What Is It?
Electrical cardioversion (CV) is a procedure where a patient with a rhythm abnormality undergoes sedation and receives an electrical shock to the chest meant to convert the heart back to normal rhythm. In certain individuals CV is accompanied by a transesophageal echocardiogram (TEE) for visual assessment of the heart prior to the procedure.
How is it done?
You will start by discussing the nature of the procedure with your cardiologist along with the risks and alternatives. On the day of the CV you'll come to the hospital where baseline blood testing will be done to verify that your electrolytes and blood counts are stable. You'll be prepped for conscious sedation and have electrical pads placed on your chest and back. As noted above, some patients will need to undergo TEE along with the CV, but both procedures will be done during the brief time you are sedated (please refer to the linked information on TEE). You will then be briefly sedated and your cardiologist will deliver a shock to your chest. With adequate sedation the procedure is painless. This very quick series of events takes no more than a few minutes. Your doctor will know immediately if the CV has been successful and will arrange for an electrocardiogram to confirm the presence of a normal rhythm. If the CV is not successful with one shock your doctor may deliver one or more successive shocks in short order.
What are the indications for the procedure?
Elective CV is most commonly recommended for the atrial rhythm abnormalities atrial fibrillation (AF) and atrial flutter.

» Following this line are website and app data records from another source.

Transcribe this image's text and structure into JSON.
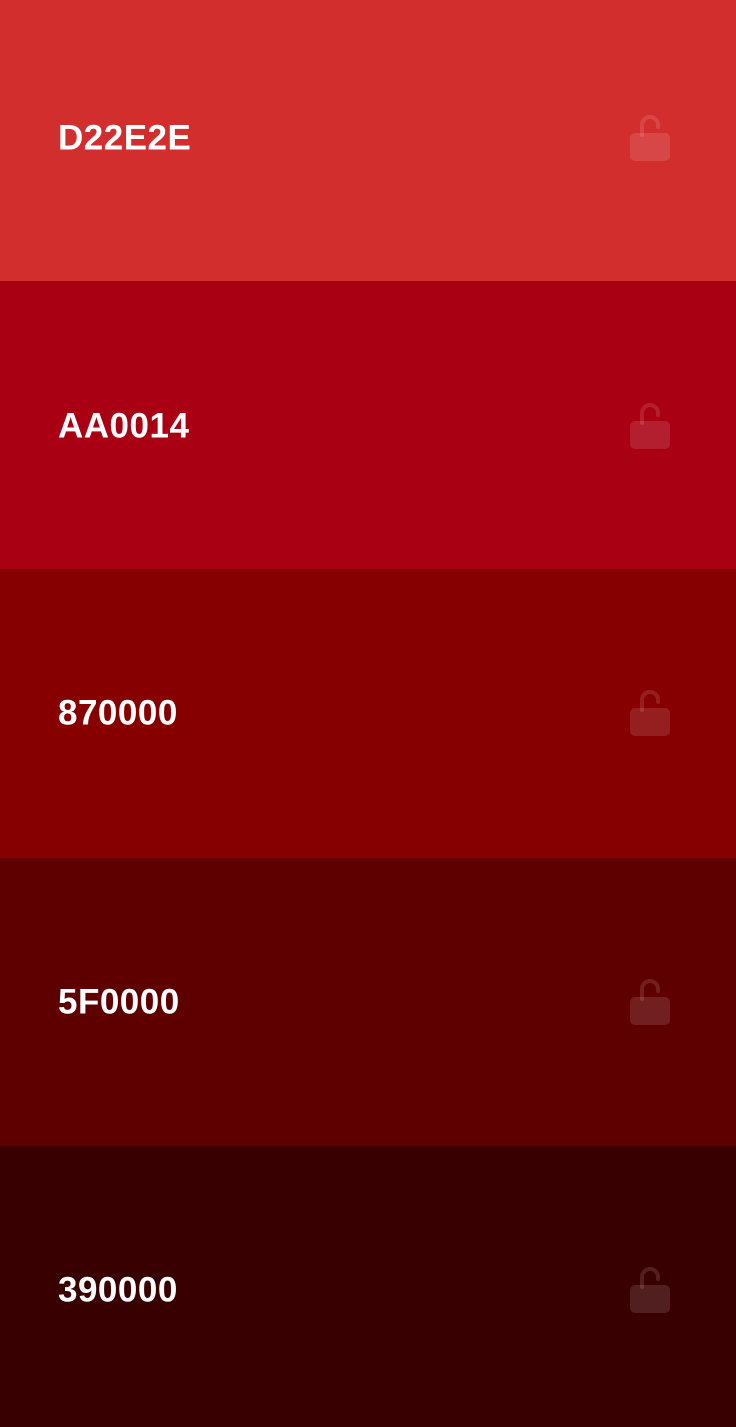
{
  "palette": {
    "swatches": [
      {
        "hex": "D22E2E",
        "color": "#D22E2E",
        "locked": false,
        "icon": "unlock-icon"
      },
      {
        "hex": "AA0014",
        "color": "#AA0014",
        "locked": false,
        "icon": "unlock-icon"
      },
      {
        "hex": "870000",
        "color": "#870000",
        "locked": false,
        "icon": "unlock-icon"
      },
      {
        "hex": "5F0000",
        "color": "#5F0000",
        "locked": false,
        "icon": "unlock-icon"
      },
      {
        "hex": "390000",
        "color": "#390000",
        "locked": false,
        "icon": "unlock-icon"
      }
    ]
  }
}
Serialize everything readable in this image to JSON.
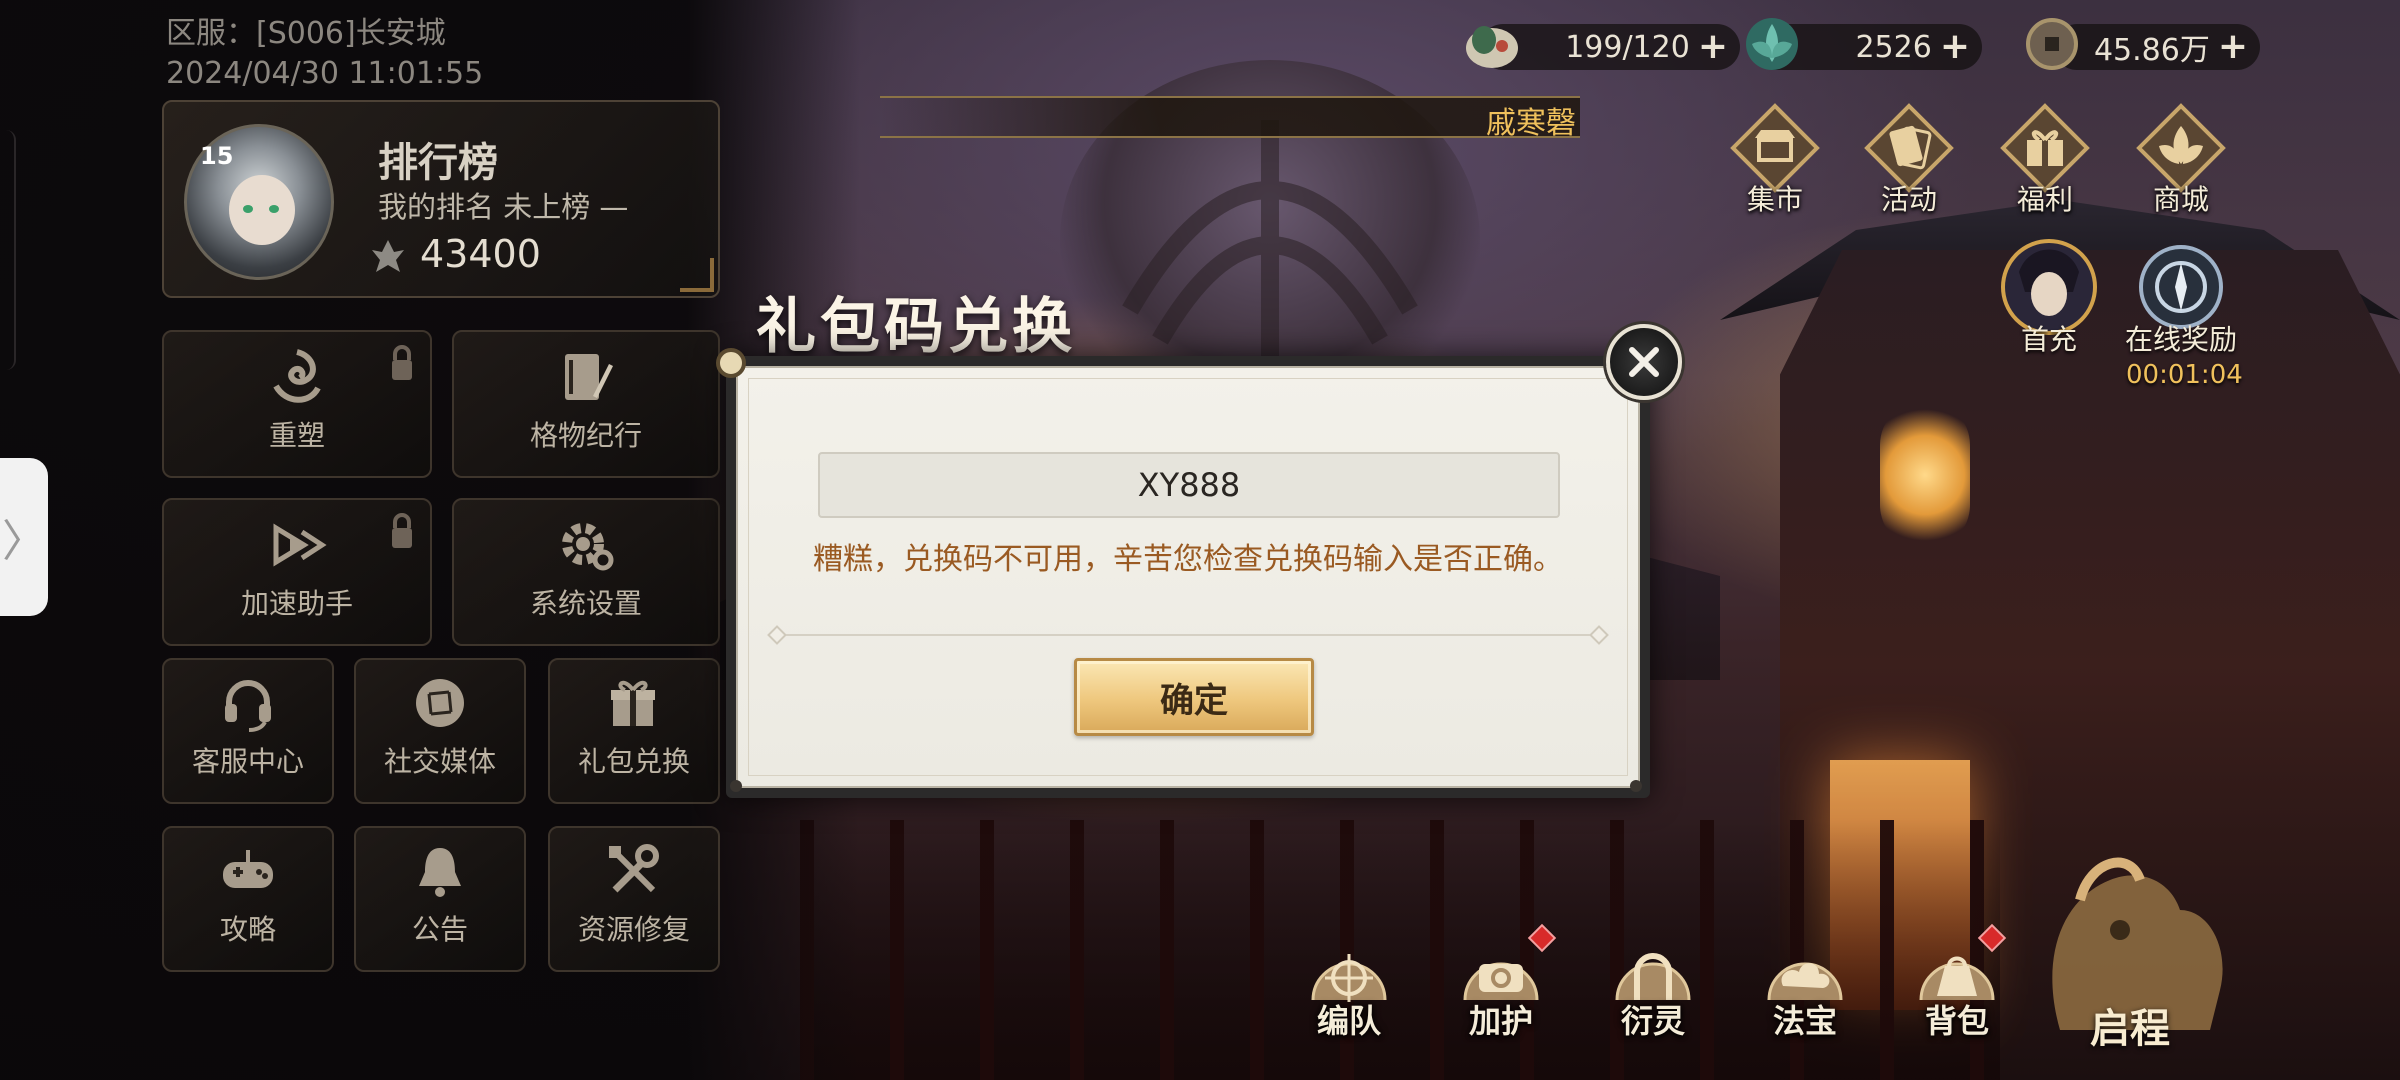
{
  "server": {
    "label": "区服：[S006]长安城",
    "datetime": "2024/04/30 11:01:55"
  },
  "ranking": {
    "level": "15",
    "title": "排行榜",
    "my_rank": "我的排名 未上榜 —",
    "power": "43400"
  },
  "menu": {
    "reshape": "重塑",
    "chronicle": "格物纪行",
    "accelerator": "加速助手",
    "settings": "系统设置",
    "customer_service": "客服中心",
    "social_media": "社交媒体",
    "gift_exchange": "礼包兑换",
    "guide": "攻略",
    "announcement": "公告",
    "resource_repair": "资源修复"
  },
  "resources": {
    "stamina": "199/120",
    "jade": "2526",
    "coins": "45.86万"
  },
  "player_banner": "戚寒磬",
  "top_buttons": {
    "market": "集市",
    "activity": "活动",
    "welfare": "福利",
    "shop": "商城",
    "first_recharge": "首充",
    "online_reward": "在线奖励",
    "online_timer": "00:01:04"
  },
  "bottom_nav": {
    "formation": "编队",
    "protect": "加护",
    "derive": "衍灵",
    "treasure": "法宝",
    "bag": "背包",
    "start": "启程"
  },
  "modal": {
    "title": "礼包码兑换",
    "code_value": "XY888",
    "error": "糟糕，兑换码不可用，辛苦您检查兑换码输入是否正确。",
    "confirm_label": "确定"
  },
  "side_handle_glyph": "〉",
  "colors": {
    "accent_gold": "#f0c15c",
    "error_text": "#9a5a22",
    "red_dot": "#d82a2a"
  }
}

If you suffer from persistence of either rhythm and have associated symptoms (such as shortness of breath, lightheadedness, fatigue, palpitations, or exertional intolerance) you may benefit from CV as a means of returning your heart to normal rhythm. We sometimes recommend CV as an isolated therapy or in conjunction with the use of medications meant to stabilize cardiac rhythm.
How do you prepare for the procedure?
Your doctor will give you detailed instructions, but in general all you need to do is arrive at the hospital fasting for at least 12 hours. You will likely be instructed to take all your usual medications on the morning of the CV. Male patients should expect to have their chest and/or back shaved as part of the preparation (in order to improve electrical contact between the pads and the skin).
What are the risks of the procedure?
Despite the seemingly dramatic outward appearance of CV it is actually one of the least risky procedures that cardiologists perform. The greatest risk you'll face has to do with the conscious sedation, but risk is no different from that seen with typical sedation for other procedures. The shock itself can theoretically trigger a more dangerous rhythm abnormality but this is exceedingly uncommon and easily treated. Because stroke can rarely accompany conversion of AF to normal rhythm you'll either need to be on the blood thinner warfarin (Coumadin) or undergo TEE to exclude the presence of clot in the left atrium of the heart. The most common adverse outcome of CV is that it simply doesn't work. Your doctor should be able to give you some idea prior to the procedure what chance of success you might have and what options exist if your heart continues in AF despite CV.